Some DAs Have Filed Subpoenas

According to Low, CBI has provided "the findings" of its 94-page internal affairs report on Woods in response to multiple subpoenas issued by DA's offices around the state. But beyond that, exactly what type of information the agency is providing is unclear.

"They've talked about releasing investigations in response to subpoenas. That right there tells you that many DA's offices have had to subpoena this information because we weren't getting it otherwise," Mason says.
click to enlarge District Attorney Brian Mason standing and smiling.
District Attorney Brian Mason is one of several DAs who is frustrated with CBI over its transparency.
Evan Semón
Dougherty's office had to fight for the 94-page report. "The prosecutor’s mission is to do justice," he says. "So anytime an issue arises involving the integrity of the evidence or the credibility of a witness, we take it very seriously."

Kellner's office — which oversees Arapahoe, Douglas, Elbert and Lincoln counties — is currently looking at over 400 cases in which Woods was endorsed as an expert or witness.

"We have over sixty cases that CBI has identified that there may be issues with her work," he tells Westword. "[CBI] said it themselves: It calls into question the accuracy not just of her work, but frankly, the lab's work. And so we're going to be dealing with that, I think, for years to come. There's going to be a lot of litigation. And obviously, we want to defend the righteous convictions. We want to make sure, though, also, that people were convicted fairly and with competent evidence."

Kellner and other DAs note that Woods was involved in some of the state's most important cases over the years. "I did a very big case with her several years ago, and certainly that case comes to mind for me," Mason says. "I don't know yet if that case is going to be impacted or not. But I have worked with Ms. Woods personally. And that's why I was so deeply surprised by this revelation."

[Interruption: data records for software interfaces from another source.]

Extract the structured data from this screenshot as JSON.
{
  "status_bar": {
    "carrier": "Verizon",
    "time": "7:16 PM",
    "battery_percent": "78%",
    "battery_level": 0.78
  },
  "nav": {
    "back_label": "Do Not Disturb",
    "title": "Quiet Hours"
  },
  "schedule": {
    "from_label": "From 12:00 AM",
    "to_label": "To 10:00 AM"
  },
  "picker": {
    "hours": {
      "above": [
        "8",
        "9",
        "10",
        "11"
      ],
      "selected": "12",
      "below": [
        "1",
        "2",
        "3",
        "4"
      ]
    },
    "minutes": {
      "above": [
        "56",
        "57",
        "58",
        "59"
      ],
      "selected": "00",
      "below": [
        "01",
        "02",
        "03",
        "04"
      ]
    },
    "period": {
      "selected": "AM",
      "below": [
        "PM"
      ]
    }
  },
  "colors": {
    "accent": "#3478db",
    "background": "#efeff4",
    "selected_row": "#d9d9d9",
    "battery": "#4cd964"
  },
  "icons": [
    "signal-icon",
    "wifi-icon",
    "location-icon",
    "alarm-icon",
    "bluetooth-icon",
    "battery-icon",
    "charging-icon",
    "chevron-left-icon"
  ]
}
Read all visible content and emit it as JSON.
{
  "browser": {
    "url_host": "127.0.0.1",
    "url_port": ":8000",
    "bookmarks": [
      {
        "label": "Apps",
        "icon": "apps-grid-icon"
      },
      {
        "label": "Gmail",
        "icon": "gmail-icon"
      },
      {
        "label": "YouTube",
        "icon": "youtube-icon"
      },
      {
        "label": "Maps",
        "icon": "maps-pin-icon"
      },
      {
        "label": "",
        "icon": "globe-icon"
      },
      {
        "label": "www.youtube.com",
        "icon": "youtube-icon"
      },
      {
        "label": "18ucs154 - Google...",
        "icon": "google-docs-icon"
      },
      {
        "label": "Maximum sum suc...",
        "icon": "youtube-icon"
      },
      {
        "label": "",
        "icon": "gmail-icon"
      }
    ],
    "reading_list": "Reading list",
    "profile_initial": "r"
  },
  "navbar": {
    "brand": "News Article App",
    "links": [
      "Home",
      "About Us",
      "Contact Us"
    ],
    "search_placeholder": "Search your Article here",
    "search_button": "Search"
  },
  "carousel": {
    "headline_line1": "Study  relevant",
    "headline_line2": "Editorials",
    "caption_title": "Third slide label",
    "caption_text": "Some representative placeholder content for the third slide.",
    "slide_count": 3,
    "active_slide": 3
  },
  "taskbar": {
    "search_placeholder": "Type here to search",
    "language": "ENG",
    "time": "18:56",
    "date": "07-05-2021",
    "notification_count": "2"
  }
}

Mason estimates that the 17th Judicial District has over 200 cases in which Woods was somehow involved. "Now, whether or not the allegations in what she has or hasn't done impact all of those cases in our jurisdiction, we just don't know yet," he says. "I'm just really worried about what kind of impact this is going to have on closed cases. Cases that had been tried ten, twenty years ago. Missy Woods was one of their analysts for several decades, and she worked on a lot of cases. And I'm very concerned about what sort of impact this will have on some of our very old, closed cases. You know, these are cases where witnesses haven't been spoken to in years — sometimes decades — and may not be reachable, may not be alive. To get in touch with people and bring back police officers or detectives who would have worked on those cases, who would have conducted initial interviews — all of that is a Herculean effort that may or may not even be possible or feasible in some of these old cases. We just don't know."

According to Low, CBI "understands the frustration" coming from Colorado DAs and says the agency "shares in that frustration" as it conducts a comprehensive investigation and review of Woods’s work.

CBI Director Chris Schaefer tells Westword that staffers remain committed to maintaining high-quality laboratory work and accurate results.

"No stone will remain unturned as we address Woods’s misconduct," he says. "Additionally, I have complete confidence in the integrity of our Forensic Services employees and the accuracy of the reports they issue."

This story has been updated to correct the timeline for the resignation of Missy Woods.
Can you help us continue to share our stories? Since the beginning, Westword has been defined as the free, independent voice of Denver — and we'd like to keep it that way. Our members allow us to continue offering readers access to our incisive coverage of local news, food, and culture with no paywalls.